[Opening Provided material section]

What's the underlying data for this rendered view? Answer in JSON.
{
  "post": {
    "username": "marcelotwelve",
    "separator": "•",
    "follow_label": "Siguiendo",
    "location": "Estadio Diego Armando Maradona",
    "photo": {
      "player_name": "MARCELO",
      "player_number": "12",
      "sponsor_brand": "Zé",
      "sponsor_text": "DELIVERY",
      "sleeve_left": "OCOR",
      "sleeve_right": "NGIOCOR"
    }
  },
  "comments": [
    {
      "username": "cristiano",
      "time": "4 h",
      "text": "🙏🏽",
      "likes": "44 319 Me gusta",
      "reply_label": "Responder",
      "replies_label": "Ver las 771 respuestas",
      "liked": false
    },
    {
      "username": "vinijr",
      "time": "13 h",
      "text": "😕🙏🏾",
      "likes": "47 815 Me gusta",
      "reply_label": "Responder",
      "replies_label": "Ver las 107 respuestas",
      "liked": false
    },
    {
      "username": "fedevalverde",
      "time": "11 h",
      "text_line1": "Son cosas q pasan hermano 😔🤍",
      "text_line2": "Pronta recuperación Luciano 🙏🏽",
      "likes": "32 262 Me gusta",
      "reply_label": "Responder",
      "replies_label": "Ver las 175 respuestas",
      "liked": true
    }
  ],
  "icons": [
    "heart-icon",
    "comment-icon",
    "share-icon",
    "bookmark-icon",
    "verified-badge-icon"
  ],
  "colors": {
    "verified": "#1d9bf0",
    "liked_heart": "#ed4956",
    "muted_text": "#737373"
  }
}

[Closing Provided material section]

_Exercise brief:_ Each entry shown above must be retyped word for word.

_Response area:_
What's the underlying data for this rendered view? Answer in JSON.
{
  "post": {
    "username": "marcelotwelve",
    "separator": "•",
    "follow_label": "Siguiendo",
    "location": "Estadio Diego Armando Maradona",
    "photo": {
      "player_name": "MARCELO",
      "player_number": "12",
      "sponsor_brand": "Zé",
      "sponsor_text": "DELIVERY",
      "sleeve_left": "OCOR",
      "sleeve_right": "NGIOCOR"
    }
  },
  "comments": [
    {
      "username": "cristiano",
      "time": "4 h",
      "text": "🙏🏽",
      "likes": "44 319 Me gusta",
      "reply_label": "Responder",
      "replies_label": "Ver las 771 respuestas",
      "liked": false
    },
    {
      "username": "vinijr",
      "time": "13 h",
      "text": "😕🙏🏾",
      "likes": "47 815 Me gusta",
      "reply_label": "Responder",
      "replies_label": "Ver las 107 respuestas",
      "liked": false
    },
    {
      "username": "fedevalverde",
      "time": "11 h",
      "text_line1": "Son cosas q pasan hermano 😔🤍",
      "text_line2": "Pronta recuperación Luciano 🙏🏽",
      "likes": "32 262 Me gusta",
      "reply_label": "Responder",
      "replies_label": "Ver las 175 respuestas",
      "liked": true
    }
  ],
  "icons": [
    "heart-icon",
    "comment-icon",
    "share-icon",
    "bookmark-icon",
    "verified-badge-icon"
  ],
  "colors": {
    "verified": "#1d9bf0",
    "liked_heart": "#ed4956",
    "muted_text": "#737373"
  }
}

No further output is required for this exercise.